[[ Input records, beginning ]]

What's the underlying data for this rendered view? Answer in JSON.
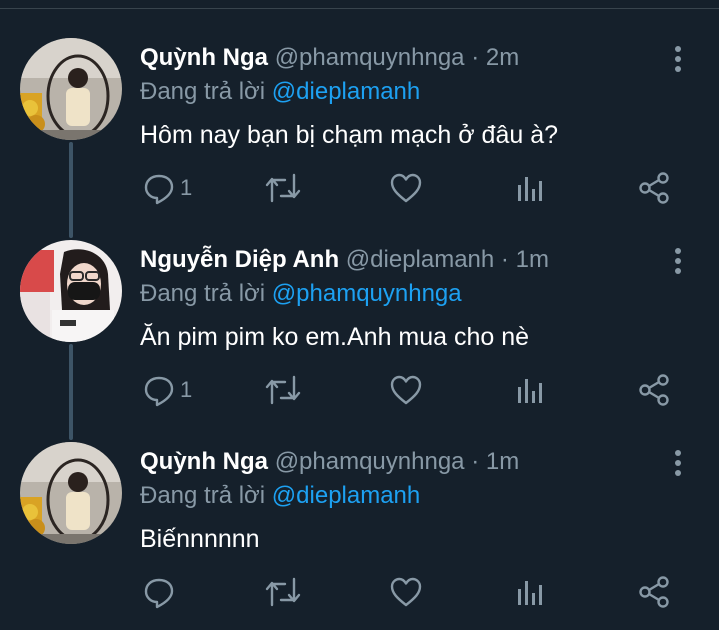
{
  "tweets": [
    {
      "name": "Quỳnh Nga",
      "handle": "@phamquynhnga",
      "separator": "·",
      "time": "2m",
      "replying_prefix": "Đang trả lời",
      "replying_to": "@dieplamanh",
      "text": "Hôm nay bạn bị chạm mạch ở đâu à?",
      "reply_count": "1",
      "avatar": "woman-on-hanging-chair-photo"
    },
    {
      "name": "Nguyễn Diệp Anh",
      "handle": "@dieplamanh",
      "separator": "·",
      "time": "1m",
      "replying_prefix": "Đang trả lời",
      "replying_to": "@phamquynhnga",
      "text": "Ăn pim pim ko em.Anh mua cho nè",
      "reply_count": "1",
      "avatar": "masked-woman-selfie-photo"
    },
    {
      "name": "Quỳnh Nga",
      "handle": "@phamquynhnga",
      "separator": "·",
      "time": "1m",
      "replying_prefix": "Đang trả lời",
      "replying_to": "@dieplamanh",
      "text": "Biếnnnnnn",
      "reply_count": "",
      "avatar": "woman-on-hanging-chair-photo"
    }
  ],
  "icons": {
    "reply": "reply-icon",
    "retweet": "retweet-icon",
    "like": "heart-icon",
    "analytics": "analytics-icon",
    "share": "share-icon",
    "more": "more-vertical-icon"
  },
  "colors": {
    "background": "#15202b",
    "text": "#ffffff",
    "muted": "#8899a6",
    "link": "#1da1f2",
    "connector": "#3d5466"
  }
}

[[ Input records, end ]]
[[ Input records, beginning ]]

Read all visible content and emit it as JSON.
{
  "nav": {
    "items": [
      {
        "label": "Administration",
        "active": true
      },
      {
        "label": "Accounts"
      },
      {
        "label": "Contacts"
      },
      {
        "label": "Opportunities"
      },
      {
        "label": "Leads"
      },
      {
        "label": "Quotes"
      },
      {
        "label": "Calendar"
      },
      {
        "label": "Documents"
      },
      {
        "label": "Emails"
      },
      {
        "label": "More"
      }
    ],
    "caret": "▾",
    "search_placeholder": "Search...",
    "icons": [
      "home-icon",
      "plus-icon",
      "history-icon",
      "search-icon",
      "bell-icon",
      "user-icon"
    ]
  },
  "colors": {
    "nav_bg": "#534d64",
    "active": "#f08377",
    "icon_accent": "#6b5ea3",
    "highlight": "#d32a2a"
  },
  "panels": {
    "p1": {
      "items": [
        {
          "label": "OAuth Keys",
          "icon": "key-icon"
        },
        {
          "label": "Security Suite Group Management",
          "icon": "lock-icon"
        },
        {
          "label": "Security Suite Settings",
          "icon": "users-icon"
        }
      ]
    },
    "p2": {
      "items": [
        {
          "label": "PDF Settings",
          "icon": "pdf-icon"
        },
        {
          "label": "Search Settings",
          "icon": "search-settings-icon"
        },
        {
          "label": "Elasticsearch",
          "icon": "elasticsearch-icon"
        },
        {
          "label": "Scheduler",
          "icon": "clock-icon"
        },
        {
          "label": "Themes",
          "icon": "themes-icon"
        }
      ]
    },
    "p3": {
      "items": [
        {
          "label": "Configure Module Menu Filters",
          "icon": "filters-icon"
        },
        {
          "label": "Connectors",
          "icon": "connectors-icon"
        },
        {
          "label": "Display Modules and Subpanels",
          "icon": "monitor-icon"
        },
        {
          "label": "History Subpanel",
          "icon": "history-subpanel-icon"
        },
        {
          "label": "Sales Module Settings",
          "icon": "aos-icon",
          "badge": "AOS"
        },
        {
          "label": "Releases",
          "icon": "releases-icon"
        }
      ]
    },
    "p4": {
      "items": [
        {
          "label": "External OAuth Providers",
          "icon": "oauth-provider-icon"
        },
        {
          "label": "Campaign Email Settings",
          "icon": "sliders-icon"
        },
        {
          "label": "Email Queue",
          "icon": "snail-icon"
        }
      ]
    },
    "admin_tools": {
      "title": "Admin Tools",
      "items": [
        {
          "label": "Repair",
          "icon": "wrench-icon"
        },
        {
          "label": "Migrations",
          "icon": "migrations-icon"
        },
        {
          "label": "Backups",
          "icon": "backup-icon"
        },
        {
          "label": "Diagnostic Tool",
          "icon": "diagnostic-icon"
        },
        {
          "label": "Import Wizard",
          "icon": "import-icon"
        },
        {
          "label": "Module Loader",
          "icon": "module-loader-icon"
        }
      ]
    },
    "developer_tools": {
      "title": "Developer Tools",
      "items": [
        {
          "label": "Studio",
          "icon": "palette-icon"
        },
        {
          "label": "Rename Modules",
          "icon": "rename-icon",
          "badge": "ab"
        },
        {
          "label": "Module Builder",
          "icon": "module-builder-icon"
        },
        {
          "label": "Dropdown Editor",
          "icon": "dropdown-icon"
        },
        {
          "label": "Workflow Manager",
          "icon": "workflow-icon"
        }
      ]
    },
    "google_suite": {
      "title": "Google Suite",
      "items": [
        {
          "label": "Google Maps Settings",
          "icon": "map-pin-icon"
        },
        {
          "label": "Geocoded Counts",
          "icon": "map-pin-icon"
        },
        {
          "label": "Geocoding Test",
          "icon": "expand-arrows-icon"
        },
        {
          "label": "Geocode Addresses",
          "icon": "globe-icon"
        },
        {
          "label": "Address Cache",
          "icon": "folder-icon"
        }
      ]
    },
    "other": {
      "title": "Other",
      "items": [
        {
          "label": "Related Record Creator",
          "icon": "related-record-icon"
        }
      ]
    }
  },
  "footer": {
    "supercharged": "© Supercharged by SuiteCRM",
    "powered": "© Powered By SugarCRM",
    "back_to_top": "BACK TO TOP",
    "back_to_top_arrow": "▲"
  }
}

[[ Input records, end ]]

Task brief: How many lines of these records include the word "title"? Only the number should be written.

Expected output: 4